How should I choose a vamp?
Vamp shapeRussian Pointe pointe shoe models come with the option of either a V-cut vamp with no drawstring, or a U-cut vamp with an elastic drawstring. Each of these options provides slightly different support as well as a different appearance. As you choose a pointe model, take into account the dancer’s needs and preferences regarding vamp shape and drawstring.
V-cut vamps provide more support, security and stability for many dancers. Dancers with high arches sometimes benefit from the central V, which allows them to wear that supports the toes at the sides but doesn’t restrict the instep at the center. The V-cut also gives a classically elegant aesthetic.
U-cut vamps have a more contemporary, athletic aesthetic and expose more of the foot. The U-cut vamp includes a drawstring for refining the fit, which some dancers prefer.
Vamp length Dancers may choose among three vamp lengths in each Russian Pointe model, without affecting any other feature or measurement of the pointe shoe. The medium vamp length (Vamp 2) is by far the most popular choice, and is the standard offering. Vamps 1 and 3 are available by special order.
Choosing a shorter/lower (Vamp 1) or longer/higher (Vamp 3) is based primarily on the length of the toes. In general, longer toes need a longer vamp than shorter toes. Choose a vamp length that fully covers the toes up to the metatarsal area, gives appropriate support, and doesn’t cause pain or restriction in demi-pointe.

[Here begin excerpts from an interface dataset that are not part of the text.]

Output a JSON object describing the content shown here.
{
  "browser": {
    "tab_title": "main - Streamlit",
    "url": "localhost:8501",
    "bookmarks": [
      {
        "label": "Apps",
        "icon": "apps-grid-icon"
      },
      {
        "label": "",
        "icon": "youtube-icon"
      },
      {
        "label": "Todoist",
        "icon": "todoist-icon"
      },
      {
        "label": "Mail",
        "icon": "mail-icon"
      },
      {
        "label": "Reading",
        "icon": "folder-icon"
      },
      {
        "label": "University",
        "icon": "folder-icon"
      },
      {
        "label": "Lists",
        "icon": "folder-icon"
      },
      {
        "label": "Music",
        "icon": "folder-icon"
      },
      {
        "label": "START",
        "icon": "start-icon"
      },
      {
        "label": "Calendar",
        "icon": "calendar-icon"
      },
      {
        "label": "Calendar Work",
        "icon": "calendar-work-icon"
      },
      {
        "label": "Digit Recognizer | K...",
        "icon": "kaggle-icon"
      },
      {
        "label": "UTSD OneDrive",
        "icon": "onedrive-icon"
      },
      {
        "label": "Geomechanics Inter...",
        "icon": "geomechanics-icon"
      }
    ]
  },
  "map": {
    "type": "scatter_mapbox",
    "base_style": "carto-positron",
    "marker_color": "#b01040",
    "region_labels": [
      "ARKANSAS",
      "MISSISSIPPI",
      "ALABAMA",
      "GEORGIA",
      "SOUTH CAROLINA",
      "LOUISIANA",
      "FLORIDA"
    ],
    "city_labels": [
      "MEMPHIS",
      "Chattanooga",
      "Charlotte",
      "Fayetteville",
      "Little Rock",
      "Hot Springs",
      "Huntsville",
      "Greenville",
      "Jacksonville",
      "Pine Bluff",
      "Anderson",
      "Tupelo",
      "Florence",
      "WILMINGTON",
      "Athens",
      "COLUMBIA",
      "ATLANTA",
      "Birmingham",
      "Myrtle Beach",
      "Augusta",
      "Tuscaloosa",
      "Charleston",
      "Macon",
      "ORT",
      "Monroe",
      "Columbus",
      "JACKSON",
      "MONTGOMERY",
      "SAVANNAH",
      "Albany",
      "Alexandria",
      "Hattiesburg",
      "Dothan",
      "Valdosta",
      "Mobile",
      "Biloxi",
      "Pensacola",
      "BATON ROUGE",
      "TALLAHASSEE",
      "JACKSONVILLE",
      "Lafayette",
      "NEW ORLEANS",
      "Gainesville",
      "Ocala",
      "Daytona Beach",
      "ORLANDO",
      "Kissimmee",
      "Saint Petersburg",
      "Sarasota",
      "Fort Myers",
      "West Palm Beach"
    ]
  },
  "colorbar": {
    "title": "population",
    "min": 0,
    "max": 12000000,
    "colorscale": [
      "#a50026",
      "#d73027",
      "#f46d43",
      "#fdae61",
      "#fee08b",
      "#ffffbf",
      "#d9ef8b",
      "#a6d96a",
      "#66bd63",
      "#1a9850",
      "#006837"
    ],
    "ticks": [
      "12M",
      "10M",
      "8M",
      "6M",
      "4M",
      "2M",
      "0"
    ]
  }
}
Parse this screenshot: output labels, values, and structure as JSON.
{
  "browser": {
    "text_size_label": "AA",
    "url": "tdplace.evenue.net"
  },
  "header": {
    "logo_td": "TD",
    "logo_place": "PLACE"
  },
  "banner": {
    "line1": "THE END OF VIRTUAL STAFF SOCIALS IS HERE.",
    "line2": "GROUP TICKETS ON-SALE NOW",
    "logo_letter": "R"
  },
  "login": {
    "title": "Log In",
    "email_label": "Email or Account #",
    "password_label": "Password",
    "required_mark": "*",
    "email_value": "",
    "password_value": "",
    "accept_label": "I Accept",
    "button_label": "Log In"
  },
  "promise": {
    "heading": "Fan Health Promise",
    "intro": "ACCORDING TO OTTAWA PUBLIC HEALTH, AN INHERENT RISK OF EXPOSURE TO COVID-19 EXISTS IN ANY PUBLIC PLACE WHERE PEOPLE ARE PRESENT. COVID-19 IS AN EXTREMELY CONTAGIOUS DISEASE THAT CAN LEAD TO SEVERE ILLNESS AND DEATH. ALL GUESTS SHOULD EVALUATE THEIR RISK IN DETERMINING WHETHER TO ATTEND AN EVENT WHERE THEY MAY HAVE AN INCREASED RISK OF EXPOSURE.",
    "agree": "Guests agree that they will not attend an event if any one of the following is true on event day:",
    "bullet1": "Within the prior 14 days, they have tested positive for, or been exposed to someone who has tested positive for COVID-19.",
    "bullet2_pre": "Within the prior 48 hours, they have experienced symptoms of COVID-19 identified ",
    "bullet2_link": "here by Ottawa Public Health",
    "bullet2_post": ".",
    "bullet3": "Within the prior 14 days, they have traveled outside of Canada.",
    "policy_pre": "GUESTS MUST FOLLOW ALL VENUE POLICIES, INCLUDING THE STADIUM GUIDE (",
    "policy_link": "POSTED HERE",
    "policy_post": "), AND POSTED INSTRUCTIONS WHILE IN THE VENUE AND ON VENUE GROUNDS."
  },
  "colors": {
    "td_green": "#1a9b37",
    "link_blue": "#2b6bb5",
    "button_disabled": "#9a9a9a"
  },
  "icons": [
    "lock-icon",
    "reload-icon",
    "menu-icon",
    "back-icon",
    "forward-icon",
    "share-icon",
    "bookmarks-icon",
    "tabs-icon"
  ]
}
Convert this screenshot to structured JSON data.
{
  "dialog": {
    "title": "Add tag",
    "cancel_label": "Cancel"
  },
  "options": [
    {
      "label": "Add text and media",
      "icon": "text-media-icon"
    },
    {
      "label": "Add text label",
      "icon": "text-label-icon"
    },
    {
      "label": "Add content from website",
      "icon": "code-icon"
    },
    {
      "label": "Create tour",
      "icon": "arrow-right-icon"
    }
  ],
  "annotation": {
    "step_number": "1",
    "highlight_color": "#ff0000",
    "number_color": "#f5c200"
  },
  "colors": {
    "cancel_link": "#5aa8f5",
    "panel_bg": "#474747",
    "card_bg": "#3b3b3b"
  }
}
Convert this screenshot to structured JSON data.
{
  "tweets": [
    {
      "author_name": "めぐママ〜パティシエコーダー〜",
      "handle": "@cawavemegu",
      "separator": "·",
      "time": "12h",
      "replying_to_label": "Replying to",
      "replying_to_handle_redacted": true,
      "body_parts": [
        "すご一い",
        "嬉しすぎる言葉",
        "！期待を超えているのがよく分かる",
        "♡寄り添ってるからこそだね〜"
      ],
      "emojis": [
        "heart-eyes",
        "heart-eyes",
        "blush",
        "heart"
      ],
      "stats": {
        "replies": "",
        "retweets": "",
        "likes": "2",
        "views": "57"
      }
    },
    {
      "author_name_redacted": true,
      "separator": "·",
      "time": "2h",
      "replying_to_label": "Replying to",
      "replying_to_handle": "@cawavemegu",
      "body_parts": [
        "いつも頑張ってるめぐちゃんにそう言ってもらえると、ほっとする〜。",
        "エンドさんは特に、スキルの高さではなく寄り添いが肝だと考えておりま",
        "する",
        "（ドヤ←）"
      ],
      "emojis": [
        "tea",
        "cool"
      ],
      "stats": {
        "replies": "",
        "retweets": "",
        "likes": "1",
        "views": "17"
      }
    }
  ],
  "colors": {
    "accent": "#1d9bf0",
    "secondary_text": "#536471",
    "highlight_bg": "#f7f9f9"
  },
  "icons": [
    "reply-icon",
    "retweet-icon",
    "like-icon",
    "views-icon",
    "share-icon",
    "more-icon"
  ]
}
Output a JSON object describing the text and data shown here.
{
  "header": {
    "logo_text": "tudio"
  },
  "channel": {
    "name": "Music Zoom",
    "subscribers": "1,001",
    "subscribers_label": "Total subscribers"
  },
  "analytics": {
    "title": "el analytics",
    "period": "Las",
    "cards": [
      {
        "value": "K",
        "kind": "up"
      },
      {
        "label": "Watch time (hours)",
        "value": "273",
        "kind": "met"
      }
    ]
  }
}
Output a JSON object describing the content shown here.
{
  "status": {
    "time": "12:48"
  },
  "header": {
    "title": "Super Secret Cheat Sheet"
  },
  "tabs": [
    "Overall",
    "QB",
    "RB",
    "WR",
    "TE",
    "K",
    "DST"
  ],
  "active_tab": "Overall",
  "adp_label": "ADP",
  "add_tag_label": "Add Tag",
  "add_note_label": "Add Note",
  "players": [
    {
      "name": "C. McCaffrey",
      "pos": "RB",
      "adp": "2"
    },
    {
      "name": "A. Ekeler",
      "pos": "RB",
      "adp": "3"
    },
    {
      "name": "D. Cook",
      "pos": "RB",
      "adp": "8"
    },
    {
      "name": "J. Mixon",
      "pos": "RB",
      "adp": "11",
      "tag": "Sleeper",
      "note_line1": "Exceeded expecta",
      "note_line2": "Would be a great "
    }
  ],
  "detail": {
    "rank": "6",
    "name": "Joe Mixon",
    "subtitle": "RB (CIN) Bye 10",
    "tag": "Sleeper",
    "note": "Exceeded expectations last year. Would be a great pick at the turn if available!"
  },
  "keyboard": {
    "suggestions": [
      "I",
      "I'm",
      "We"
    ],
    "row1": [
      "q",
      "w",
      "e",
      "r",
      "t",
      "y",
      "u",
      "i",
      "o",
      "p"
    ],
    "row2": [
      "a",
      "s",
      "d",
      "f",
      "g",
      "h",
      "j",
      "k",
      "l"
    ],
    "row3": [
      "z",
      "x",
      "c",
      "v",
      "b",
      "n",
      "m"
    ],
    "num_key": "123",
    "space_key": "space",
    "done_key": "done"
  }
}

Vamp choice is also affected by the shape of the dancer’s instep and her technical needs. Dancers who have trouble reaching full pointe may benefit from a lower vamp to allow more movement in the foot (as long as it covers the toes adequately). Dancers with very high arches or weaker or more flexible feet may prefer a longer vamp for more support. Dancers with very full insteps may find a longer vamp restrictive but need its extra support; for these dancers, experiment with different models and vamp cuts.
When the vamp is chosen correctly, it supports the foot without restraining movement. If the vamp is too low, there isn’t enough support and the dancer might roll forward on pointe. The dancer’s toes also show too much for an elegant appearance. If the vamp is too high, it cuts into the foot, sometimes painfully. Movement might be restricted, especially during roll-through, or the dancer might have trouble reaching full pointe.
Read about evaluating the initial fit.